10. These lyrics were really cool when I was teenager, but as I’ve grown older, I can begin to see that the lyrics are legitimately profound. As a kid, songs like “Muzzle” and “1979” were just fun to listen to while you had a sing-along session in your car. As an adult, I realize that Corgan is actually singing about the inescapable and depressing truth that we all have to grow up. No matter how hard we try to recapture those nostalgic feelings of our childhood, those times are never coming back again. However, that doesn’t mean that we can’t still look back with a smile on our face and a fond feeling in our hearts and reflect on how great life was then.

Cover art

6,5. Somewhere out in space far beyond the realms of pointless Gamma Ray references and between a lot of planets which are dangerously close to one another for reasons of physics, a star is floating. This is no ordinary star. It’s plastic. It’s also an inter-dimensional door to a plane where every living being is actually a painting. Alas, one has broken through, but it appears as though she either has tetanus or is dangerously drunk on mouthwash.

Logo

6. It says “The Smashing Pumpkins” in some wispy yet cool font that fits the band pretty well somehow. Still boring though.

Booklet

8. You don’t just get one booklet. You get two. One is full of only the lyrics and printed on some sore of cool, rough papyrus or something. The other is more of a standard booklet with color photos of the band and credits. Pretty cool.

Overall and ending rant

There you have it. Thanks for reading the rundown on one my favorite albums of the ’90s. It’s as close to perfect as any alternative rock album from that period can possibly get, and I think it’s actually gotten better with age. It’s a masterpiece.

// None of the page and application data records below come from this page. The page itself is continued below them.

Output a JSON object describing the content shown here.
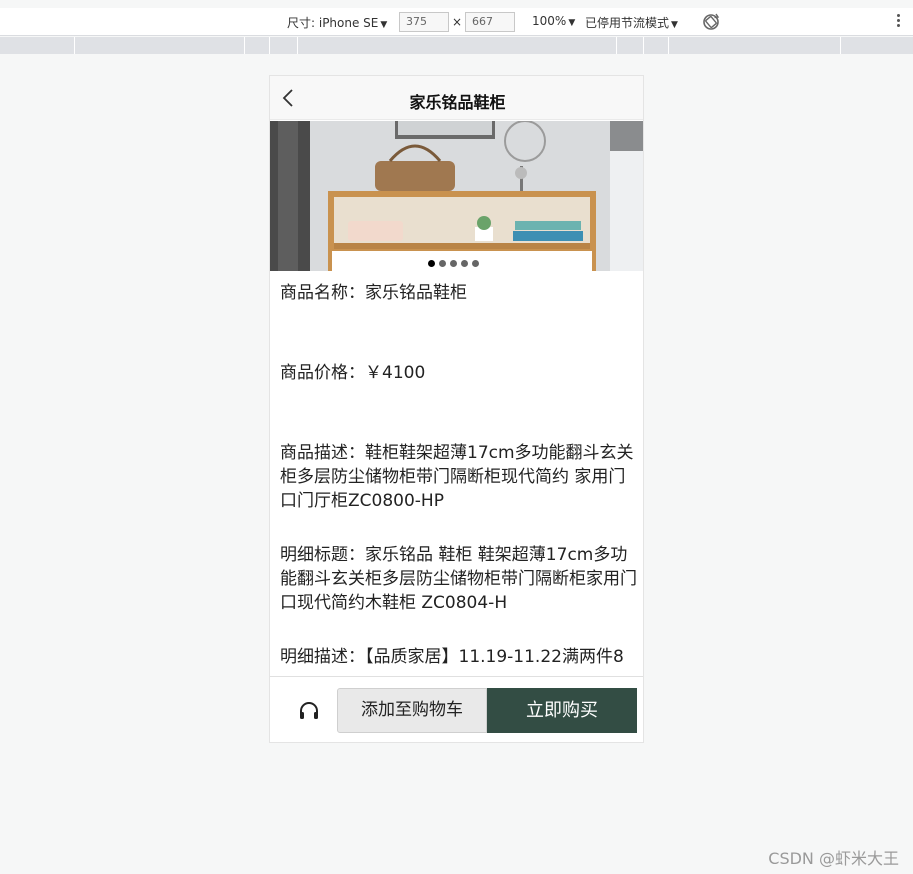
{
  "devtools": {
    "size_label": "尺寸: iPhone SE",
    "width": "375",
    "times": "×",
    "height": "667",
    "zoom": "100%",
    "throttle": "已停用节流模式",
    "icons": [
      "rotate-icon",
      "more-vert-icon"
    ]
  },
  "page": {
    "title": "家乐铭品鞋柜",
    "back_icon": "chevron-left-icon"
  },
  "carousel": {
    "slides": 5,
    "active": 0
  },
  "product": {
    "name_label": "商品名称：",
    "name": "家乐铭品鞋柜",
    "price_label": "商品价格：",
    "price": "￥4100",
    "desc_label": "商品描述：",
    "desc": "鞋柜鞋架超薄17cm多功能翻斗玄关柜多层防尘储物柜带门隔断柜现代简约 家用门口门厅柜ZC0800-HP",
    "detail_title_label": "明细标题：",
    "detail_title": "家乐铭品 鞋柜 鞋架超薄17cm多功能翻斗玄关柜多层防尘储物柜带门隔断柜家用门口现代简约木鞋柜 ZC0804-H",
    "detail_desc_label": "明细描述：",
    "detail_desc": "【品质家居】11.19-11.22满两件8"
  },
  "actions": {
    "service_icon": "headset-icon",
    "add_cart": "添加至购物车",
    "buy_now": "立即购买"
  },
  "watermark": "CSDN @虾米大王",
  "colors": {
    "buy_button": "#334d44",
    "cart_button": "#e9e9e9"
  }
}
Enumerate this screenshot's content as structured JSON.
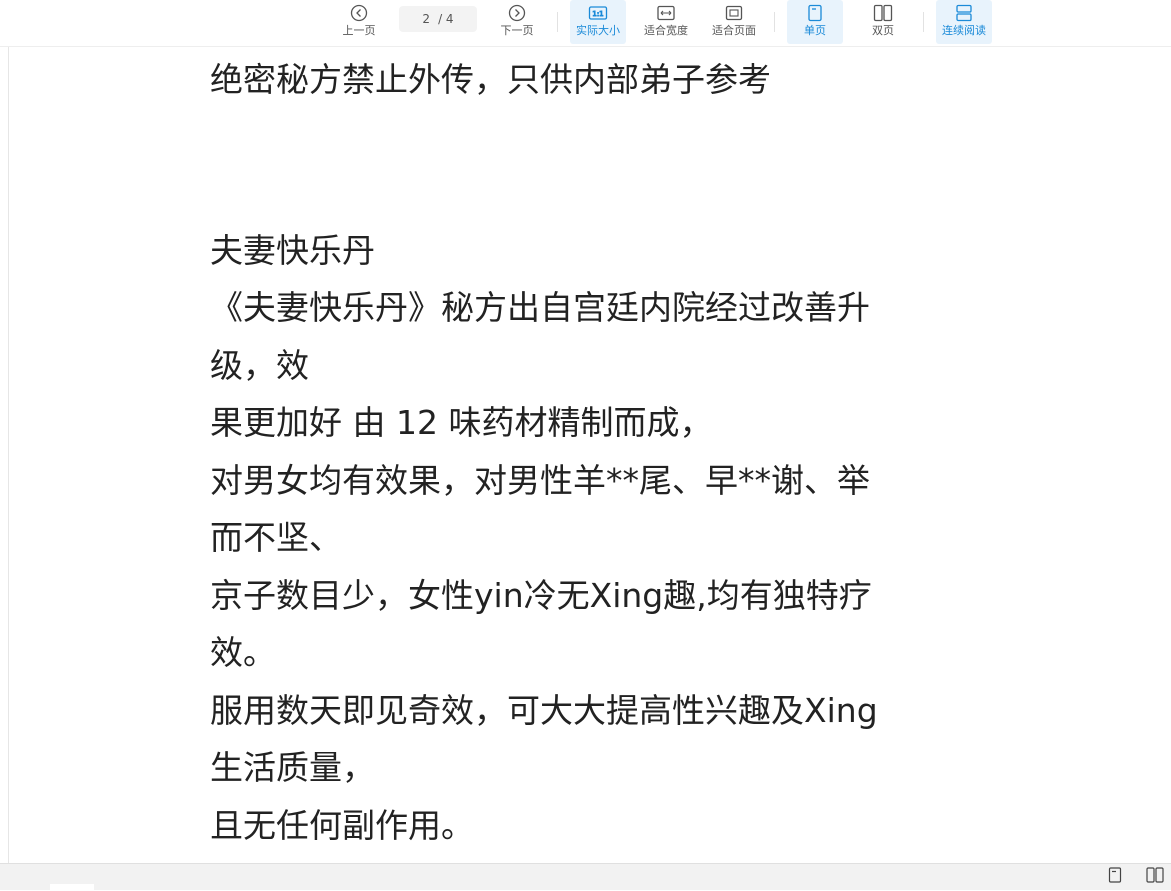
{
  "toolbar": {
    "prev_label": "上一页",
    "page_current": "2",
    "page_total": "/ 4",
    "next_label": "下一页",
    "actual_size_label": "实际大小",
    "actual_size_glyph": "1:1",
    "fit_width_label": "适合宽度",
    "fit_page_label": "适合页面",
    "single_page_label": "单页",
    "double_page_label": "双页",
    "continuous_label": "连续阅读",
    "accent_color": "#1a8ad8"
  },
  "document": {
    "lines": [
      "绝密秘方禁止外传，只供内部弟子参考",
      "",
      "",
      "夫妻快乐丹",
      "《夫妻快乐丹》秘方出自宫廷内院经过改善升",
      "级，效",
      "果更加好 由 12 味药材精制而成，",
      "对男女均有效果，对男性羊**尾、早**谢、举",
      "而不坚、",
      "京子数目少，女性yin冷无Xing趣,均有独特疗",
      "效。",
      "服用数天即见奇效，可大大提高性兴趣及Xing",
      "生活质量，",
      "且无任何副作用。"
    ]
  },
  "statusbar": {
    "single_icon": "single-page-icon",
    "double_icon": "double-page-icon"
  }
}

If you’ve never heard this one all the way through for some reason, you need to find it. You owe it to yourself to enjoy this album.

9,5

  • Information
  • Released: 1995
  • Label: Virgin
  • Website: www.smashingpumpkins.com
  • Band
  • Billy Corgan: vocals, guitars
  • James Iha: guitars
  • D’Arcy Wretzky: bass
  • Jimmy Chamberlain: drums
  • Tracklist
  • Disc one
  • 01. Mellon Collie and the Infinite Sadness
  • 02. Tonight, Tonight
  • 03. Jellybelly
  • 04. Zero
  • 05. Here Is No Why
  • 06. Bullet with Butterfly Wings
  • 07. To Forgive
  • 08. Fuck You (An Ode to No One)
  • 09. Love
  • 10. Cupid de Locke
  • 11. Galapogos
  • 12. Muzzle
  • 13. Porcelina of the Vast Oceans
  • 14. Take Me Down
  • Disc two
  • 01. Where Boys Fear to Tread
  • 02. Bodies
  • 03. Thirty-Three
  • 04. In the Arms of Sleep
  • 05. 1979
  • 06. Tales of a Scorched Earth
  • 07. Thru the Eyes of Ruby
  • 08. Stumbleine
  • 09. X.Y.U.
  • 10. We Only Come Out at Night
  • 11. Beautiful
  • 12. Lily (My One and Only)
  • 13. By Starlight
  • 14. Farewell and Goodnight